Midpoint: (False Victory) With George at the helm, the firm creates Bailey Park, a residential project offering better living conditions than Potter’s expensive tenements at Potter’s Field. Mary is with him, tying A and B Stories together. This raises the stakes for George as he’s now more critical of Bedford Falls than ever. But the clock starts ticking—it’s only a matter of time before Potter makes his counter move.
Bad Guys Close In: When the hero is victorious, the villain is always there to bring him back down to earth. Henry Potter tries to lure George with an attractive job offer, paying $20,000 annually. However, George discerns Potter’s underlying scheme to eliminate Bailey Brothers Building and Loan and decisively rejects the offer. But George keeps the complimentary cigar. He learns that Mary is pregnant, and they have had several more children. World War II begins, but George cannot fight for his country due to his bad ear. However, his brother Harry, who lives the life George wants, becomes a fighter pilot who wins the Congressional Medal of Honor.

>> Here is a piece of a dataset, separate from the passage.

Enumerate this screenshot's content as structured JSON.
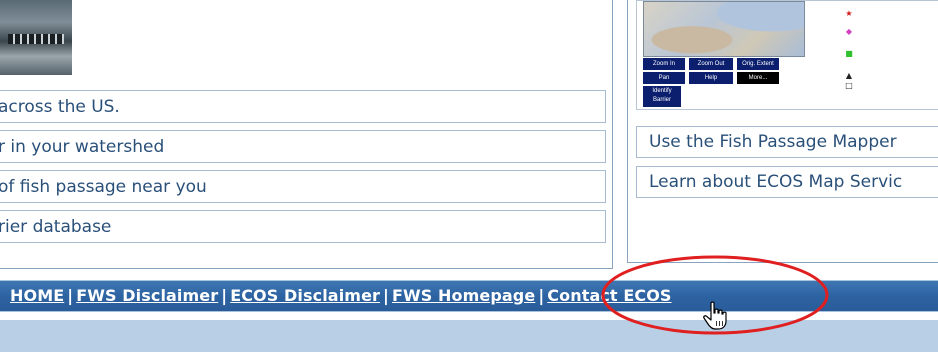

All Is Lost: Uncle Billy misplaces the loan company’s $8,000 deposit, which pushes George to the brink—showing a dark side we haven’t seen. The stakes rise as his business could be shut down, and he could go to jail. He’s short with Mary and the children at home, yelling at them. There’s a whiff of death as George could lose everything he’s worked so hard for.
Dark Night of the Soul: George goes to Henry Potter (who accidentally has the $8,000 Uncle Billy lost) for a loan to save his family business. The only thing George has as collateral is a $15,000 life insurance policy (with a $500 equity). Potter, who enjoys George prostrating to him, tells him that he’s worth more dead than alive. As a Bailey Brothers Building and Loan stockholder, Potter calls the sheriff on George.
At Martini’s, George knocks back a few drinks and prays. He drives to the town bridge and is about to jump off—his business and family will be saved if he dies. Clarence shows up and leaps in, screaming for help. George jumps in to save him. Clarence reveals he’s an angel.
George says he wishes he was never born. And in true Dickensian and Capraesque fashion, Clarence shows George what Bedford Falls would be like if he hadn’t existed: The town is now Pottersville, with many angry people and plenty of neon lights. Mr. Gower spent 20 years in jail for poisoning a boy because George never stopped him. Harry drowned in the frozen pond as George wasn’t there to save him, and Mary is a spinster librarian. Bailey Park is the town cemetery. George doesn’t like any of it. He had a wonderful life when he was alive—and he prays for it back.
Break into Three: Clarence reverses the Spell, and George races through the streets of Bedford Falls, joyously proclaiming his appreciation for life, breaking free from the magic. He’s learned the Lesson.
Finale: George returns home. He’s happy he still has one! The bank accountant is there with the ledger, and the sheriff is present to arrest him. George doesn’t care; he has everything he needs: his family and his town. Mary shows up. The town rallied around and took up a collection—a call back to when George helped them with his money. They bestow it on George and Mary. A message from Clarence in his copy of Tom Sawyer underscores the value of friendship, which makes you richer than money, reprising the Lesson.
Final Image: George’s brother Harry returns home and toasts him as the wealthiest man in town, and we conclude with a celebratory rendition of “Auld Lang Syne,” echoing the surreal triumph over the Wish’s curse.